"I think that it's probably possible for the federal government and state governments to reduce their responsibility for some roads, for some rail lines, and so on," says Wachs. "I also think, however, in the end we're going to decide that there is a federal role. That we are a more integrated national society today than we've been at any point in our history."
Ideas for Reform
Of course there's a middle ground to this discussion. The federal government can keep some sort of funding involvement in the nation's roads and rails but see its traditional top-down role of governance reformed. Metropolitan policy expert Robert Puentes of the Brookings Institution has called for a new model that flips the old one on its head, with states and cities now taking the lead on funding. "The question of devolution in this context is provocative," he wrote last spring, "but it's not an either/or."
Americans interested in a new model of transport governance might want to take a long hard look at their neighbors up north, says David King. Canada's funding system does include a federal gas tax, but that money is returned to provinces with few restrictions, more or less enabling localities to direct spending as they see fit. In fact, only 7 percent of the Canadian federal fuel tax went to roads, according to a 2005 report by transport economist Robin Lindsey [PDF, p. 55].
That's not to say Canada's central government devolves all responsibility. Far from it. Individual projects can receive federal grants, and the federal government recently dedicated a portion of the gas tax to urban transport. But even with provinces and cities taking the lead, Canada has nevertheless produced some excellent public transit.

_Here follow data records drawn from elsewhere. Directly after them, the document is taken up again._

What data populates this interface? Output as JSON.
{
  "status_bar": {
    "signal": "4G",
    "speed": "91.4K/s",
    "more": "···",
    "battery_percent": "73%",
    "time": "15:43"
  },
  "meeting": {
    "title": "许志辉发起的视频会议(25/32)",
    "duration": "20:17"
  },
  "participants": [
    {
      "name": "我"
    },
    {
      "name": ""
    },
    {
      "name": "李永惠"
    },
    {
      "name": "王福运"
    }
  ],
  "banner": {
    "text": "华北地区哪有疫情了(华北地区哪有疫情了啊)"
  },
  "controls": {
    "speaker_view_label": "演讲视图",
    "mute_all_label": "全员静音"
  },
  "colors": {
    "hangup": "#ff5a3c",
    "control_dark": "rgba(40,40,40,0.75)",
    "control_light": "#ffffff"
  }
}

Canada's top cities outrank every American city but New York on important ridership and farebox metrics — though Lindsey is quick to note that much of this difference is the result of Canada having far fewer interstates running through its cities.
"I would say the U.S. model and the Canadian model differ quite a bit, but you can't really say one is clearly superior to another," he says.

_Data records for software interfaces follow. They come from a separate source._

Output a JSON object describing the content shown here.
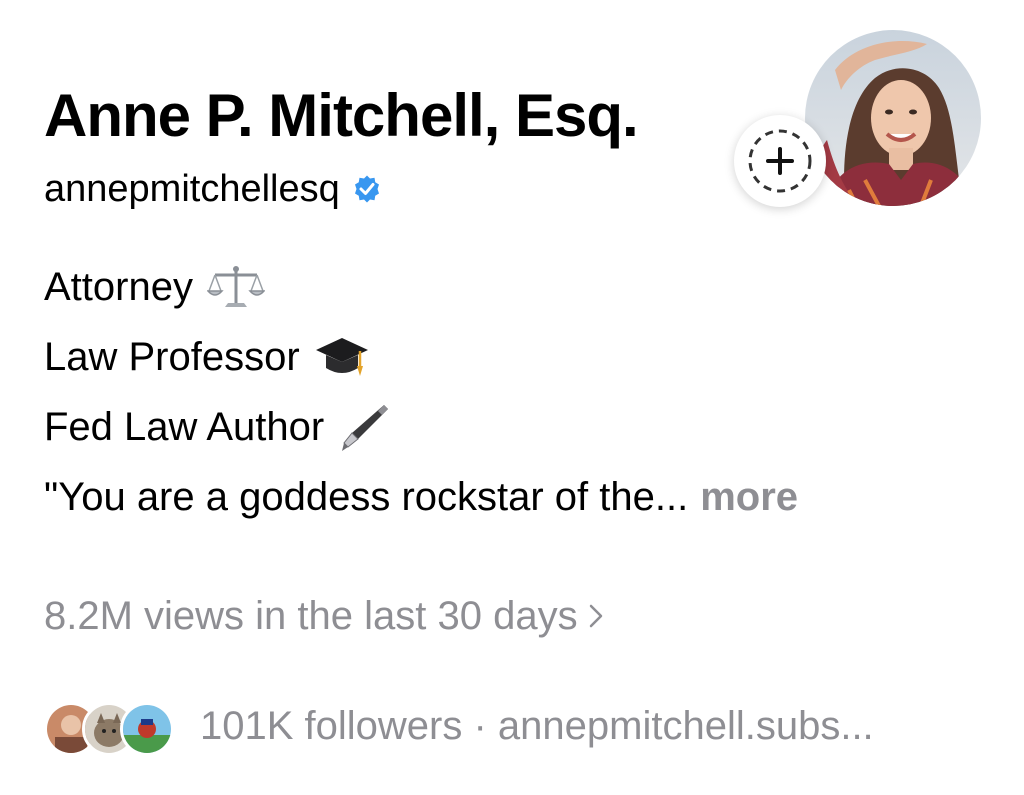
{
  "profile": {
    "name": "Anne P. Mitchell, Esq.",
    "handle": "annepmitchellesq",
    "verified": true,
    "verified_color": "#3897f0",
    "avatar_icon": "profile-photo",
    "add_story_icon": "plus-icon"
  },
  "bio": {
    "lines": [
      {
        "text": "Attorney",
        "emoji": "balance-scale-icon"
      },
      {
        "text": "Law Professor",
        "emoji": "graduation-cap-icon"
      },
      {
        "text": "Fed Law Author",
        "emoji": "fountain-pen-icon"
      },
      {
        "text": "\"You are a goddess rockstar of the..."
      }
    ],
    "more_label": "more"
  },
  "stats": {
    "views": "8.2M views in the last 30 days",
    "followers": "101K followers · annepmitchell.subs..."
  },
  "colors": {
    "secondary_text": "#8e8e93",
    "primary_text": "#000000"
  }
}
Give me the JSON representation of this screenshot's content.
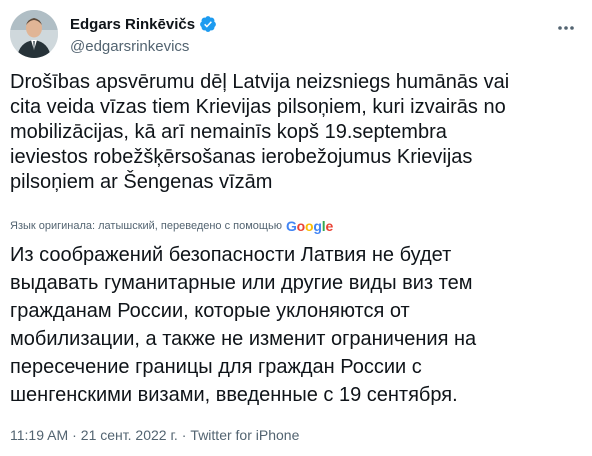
{
  "author": {
    "display_name": "Edgars Rinkēvičs",
    "handle": "@edgarsrinkevics",
    "verified": true,
    "avatar": "portrait-photo"
  },
  "tweet": {
    "original_text": "Drošības apsvērumu dēļ Latvija neizsniegs humānās vai\ncita veida vīzas tiem Krievijas pilsoņiem, kuri izvairās no\nmobilizācijas, kā arī nemainīs kopš 19.septembra\nieviestos robežšķērsošanas ierobežojumus Krievijas\npilsoņiem ar Šengenas vīzām",
    "translation_note": "Язык оригинала: латышский, переведено с помощью",
    "translation_provider": {
      "G": "G",
      "o1": "o",
      "o2": "o",
      "g": "g",
      "l": "l",
      "e": "e"
    },
    "translated_text": "Из соображений безопасности Латвия не будет\nвыдавать гуманитарные или другие виды виз тем\nгражданам России, которые уклоняются от\nмобилизации, а также не изменит ограничения на\nпересечение границы для граждан России с\nшенгенскими визами, введенные с 19 сентября.",
    "time": "11:19 AM",
    "separator": "·",
    "date": "21 сент. 2022 г.",
    "source": "Twitter for iPhone"
  },
  "colors": {
    "text": "#0f1419",
    "secondary": "#536471",
    "verified": "#1d9bf0",
    "google_blue": "#4285f4",
    "google_red": "#ea4335",
    "google_yellow": "#fbbc05",
    "google_green": "#34a853"
  },
  "icons": {
    "verified": "verified-badge-icon",
    "more": "more-dots-icon"
  }
}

David Levinson, transport scholar at the University of Minnesota, has proposed a number of new governance models. One popular plan, drafted with Matthew Kahn and published by Brookings in 2011, outlines a three-step federal model of first fixing existing roads with the gas tax, then expanding them with competitive funding, then rewarding strong projects with subsidies. At his Transportationist blog, Levinson has also suggested limiting the federal role to research and regulation.
The best system, he says, might reduce central authority and reconfigure state departments of transportation as public utilities. In this "enterprising" model, as Levinson called it in a January report [PDF], a new transport utility would work with a local oversight commission to establish fair usage rates and maintain service quality. Australia operates with this type of system, as does the multi-modal TransLink agency in Vancouver, as do water and sewage and electric companies in the United States.
If infrastructure governance were a bit more decentralized, says Levinson, you'd expect innovative concepts like enterprising transport to reach the fore. ("It's the 'laboratories of democracy' idea," he says.) Then again, given the complexity of the situation, not to mention the general intransigence of the federal government in recent times, it seems quite possible that lawmakers will respond to the urgent need for transport funding reform with no reform at all.
"My sense is it's more likely to fade away than it is be reversed in terms of a great new federal role or be eliminated entirely," says Levinson." The status quo policy is to leave the gas tax where it is, and it will slowly diminish over time until it becomes almost an irrelevancy. If I had to predict what I think will happen over the next 20 years, I think that's the most likely outcome."